In addition to those complications, we had to leave from Collalbo getting up at 5:00am, then traveling 4hr to Munich, then going through Olympic gear processing (on your legs) right into a BMW (sponsor) dinner. The getting to bed app 11 pm and up at 4 am to travel to Sochi was not close to ideal. In Sochi at the Olympic Village, it took the US team over a week to figure out that the walking needed to get from place to place was starting to take a toll, so bikes were brought in. But the damage was done. Between the Collalbo travel, to the time the walking issue got solved, it had been about 8 days. Enough to give the athletes another hit .
So do the math. Almost 3 weeks of adjustments and changes are not conducive to Olympic success and these factors took a toll on Brian (as they did on much of the team I can only surmise).

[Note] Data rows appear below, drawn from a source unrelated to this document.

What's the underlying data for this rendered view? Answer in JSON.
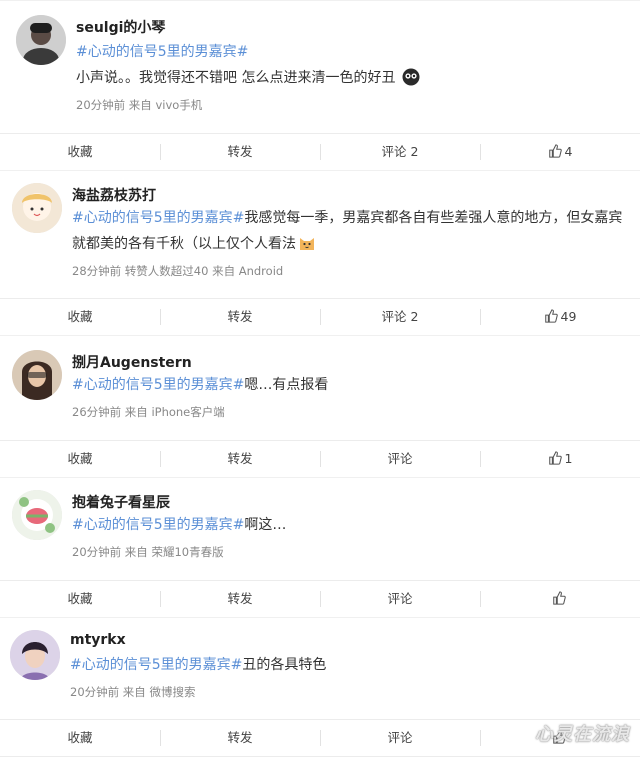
{
  "posts": [
    {
      "username": "seulgi的小琴",
      "topic": "#心动的信号5里的男嘉宾#",
      "text_before": "",
      "text": "小声说。。我觉得还不错吧 怎么点进来清一色的好丑",
      "emoji": "dark-face-emoji",
      "meta": "20分钟前  来自 vivo手机",
      "actions": {
        "favorite": "收藏",
        "repost": "转发",
        "comment": "评论 2",
        "likes": "4"
      }
    },
    {
      "username": "海盐荔枝苏打",
      "topic": "#心动的信号5里的男嘉宾#",
      "text": "我感觉每一季，男嘉宾都各自有些差强人意的地方，但女嘉宾就都美的各有千秋（以上仅个人看法",
      "emoji": "cat-face-emoji",
      "meta": "28分钟前  转赞人数超过40  来自 Android",
      "actions": {
        "favorite": "收藏",
        "repost": "转发",
        "comment": "评论 2",
        "likes": "49"
      }
    },
    {
      "username": "捌月Augenstern",
      "topic": "#心动的信号5里的男嘉宾#",
      "text": "嗯…有点报看",
      "meta": "26分钟前  来自 iPhone客户端",
      "actions": {
        "favorite": "收藏",
        "repost": "转发",
        "comment": "评论",
        "likes": "1"
      }
    },
    {
      "username": "抱着兔子看星辰",
      "topic": "#心动的信号5里的男嘉宾#",
      "text": "啊这…",
      "meta": "20分钟前  来自 荣耀10青春版",
      "actions": {
        "favorite": "收藏",
        "repost": "转发",
        "comment": "评论",
        "likes": ""
      }
    },
    {
      "username": "mtyrkx",
      "topic": "#心动的信号5里的男嘉宾#",
      "text": "丑的各具特色",
      "meta": "20分钟前  来自 微博搜索",
      "actions": {
        "favorite": "收藏",
        "repost": "转发",
        "comment": "评论",
        "likes": ""
      }
    }
  ],
  "watermark": "心灵在流浪",
  "colors": {
    "topic": "#5b8fd6",
    "meta": "#888888",
    "divider": "#ececec"
  }
}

I am writing all this because I am letting those people know who were interested in what I was saying was the probable reason for the US speedskating team's Olympic debacle. For sure for Brian, this gave him some setback that made winning a medal the difficulty we had never prepared for it to be. Brian may or may not say this, but this entire debacle cheated him of a FAIR chance to try to win an Olympic medal.
I am also writing this because as a private coach with my education and experience level and 15 years coaching Brian, I should have been given the respect by US Speedskating and the USOC to have made a determination I thought was best for my athlete. (Interestingly Gerard Van Velde is the Dutch coach of the gold and bronze medalist 500m and he is an intuitive and experiential coach who who skates with his skaters as I also did. Doing so teaches the ability to coach in such a way).
It is something you can never get back and these organizations should think more ethically about how their athletes and coaches are treated. We're not talking money here.
We're talking justice and fairness---the Olympic creed!
Goodnight (good morning for me) from Sochi,
Before Brian Hansen's race today, as I said in the earlier videos, I sharpened skates, rode around the entire park (hadn't done that since I've come 2 weeks ago) on my way to workout, then met Brian and rode with him to the rink. Here is one of the views that went from the palm trees on the sea through a winter Olympic park to cruise ships on the sea...just a kind of interesting juxtaposition...
Another short clip from my ride around the park this morning.